The enlargement of the European Union to 25 members in May 2004 will be an enormous political challenge to the European institutions since decision-making will become even more difficult in a Union that will be very heterogeneous, both economically and socially. The proposal that the number of members in the European Commission be limited to the president and, at most, 14 other commissioners is therefore to be welcomed. Alongside them, there could be delegated members. It would have been better to apply this to the appointment of the next Commission in autumn 2004 instead of waiting, as now planned, until 2009.
It will be interesting to see how the instrument of “enhanced cooperation”, which has been taken up again, will develop in future. It was introduced in the Amsterdam Treaty and altered by the Treaty of Nice. In principle it is a “last resort” when a measure cannot be implemented by the Union as a whole. While it has not been used in the past, in a Union with increasingly diverse member states it could become a foundation stone for an (open) core Europe. The 15-member EU already has wide experience of areas in which “the objectives […] cannot be attained within a reasonable period by applying the relevant provisions of the Treaties”. Member states could enhance their cooperation (providing at least one-third of the states are brought together) not only in sensitive areas such as foreign and security policy or taxation, which will mostly continue to require unanimous decisions, but also in all areas for which the Union and the member states share competence. However, this path still requires the assent of the other member states: “Authorisation to proceed with enhanced cooperation shall be granted by a decision of the Council, acting by a qualified majority on a proposal from the Commission and after obtaining the assent of the European Parliament.” Will this enable some of the member states to attain qualitative objectives (e.g. harmonisation in the single market) in areas in which the Union as a whole fails for years to make progress on the basis of qualified majorities or co-decision procedure?

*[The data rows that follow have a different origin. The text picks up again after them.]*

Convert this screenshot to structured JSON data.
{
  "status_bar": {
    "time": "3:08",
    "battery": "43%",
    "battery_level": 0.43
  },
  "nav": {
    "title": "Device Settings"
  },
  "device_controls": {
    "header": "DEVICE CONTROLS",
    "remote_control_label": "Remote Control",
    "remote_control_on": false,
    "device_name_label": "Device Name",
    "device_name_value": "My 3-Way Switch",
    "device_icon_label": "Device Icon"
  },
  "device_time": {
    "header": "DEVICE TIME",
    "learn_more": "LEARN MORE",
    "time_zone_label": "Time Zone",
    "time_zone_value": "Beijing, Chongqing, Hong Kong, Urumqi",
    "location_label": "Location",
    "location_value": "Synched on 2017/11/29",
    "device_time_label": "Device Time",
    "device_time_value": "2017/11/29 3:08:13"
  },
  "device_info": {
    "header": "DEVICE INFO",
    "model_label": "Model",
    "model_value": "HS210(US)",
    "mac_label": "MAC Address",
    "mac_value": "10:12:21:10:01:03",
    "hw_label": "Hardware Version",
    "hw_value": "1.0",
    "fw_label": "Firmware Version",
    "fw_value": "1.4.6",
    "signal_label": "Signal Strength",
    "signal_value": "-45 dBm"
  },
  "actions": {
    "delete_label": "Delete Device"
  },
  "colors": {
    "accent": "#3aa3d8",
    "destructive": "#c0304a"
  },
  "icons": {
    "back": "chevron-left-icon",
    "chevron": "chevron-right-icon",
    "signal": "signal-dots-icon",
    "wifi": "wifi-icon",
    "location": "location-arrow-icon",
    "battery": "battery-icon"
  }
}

It is disappointing that something similar cannot be done in the coordination of economic policy. Here, the European Commission – with its “Recommendation on the Broad Guidelines on the Economic Policies of the Member States and the Community” – remains underrepresented in the institutional power structure. “The Member States shall coordinate their economic policies within the Union”, and they will continue to reserve for themselves the right to interpret the extent of their coordination in this area. Systematic involvement of the Eurogroup (the ministers of the member states that have introduced the euro) in this process would be appropriate, but the opportunity has probably been missed.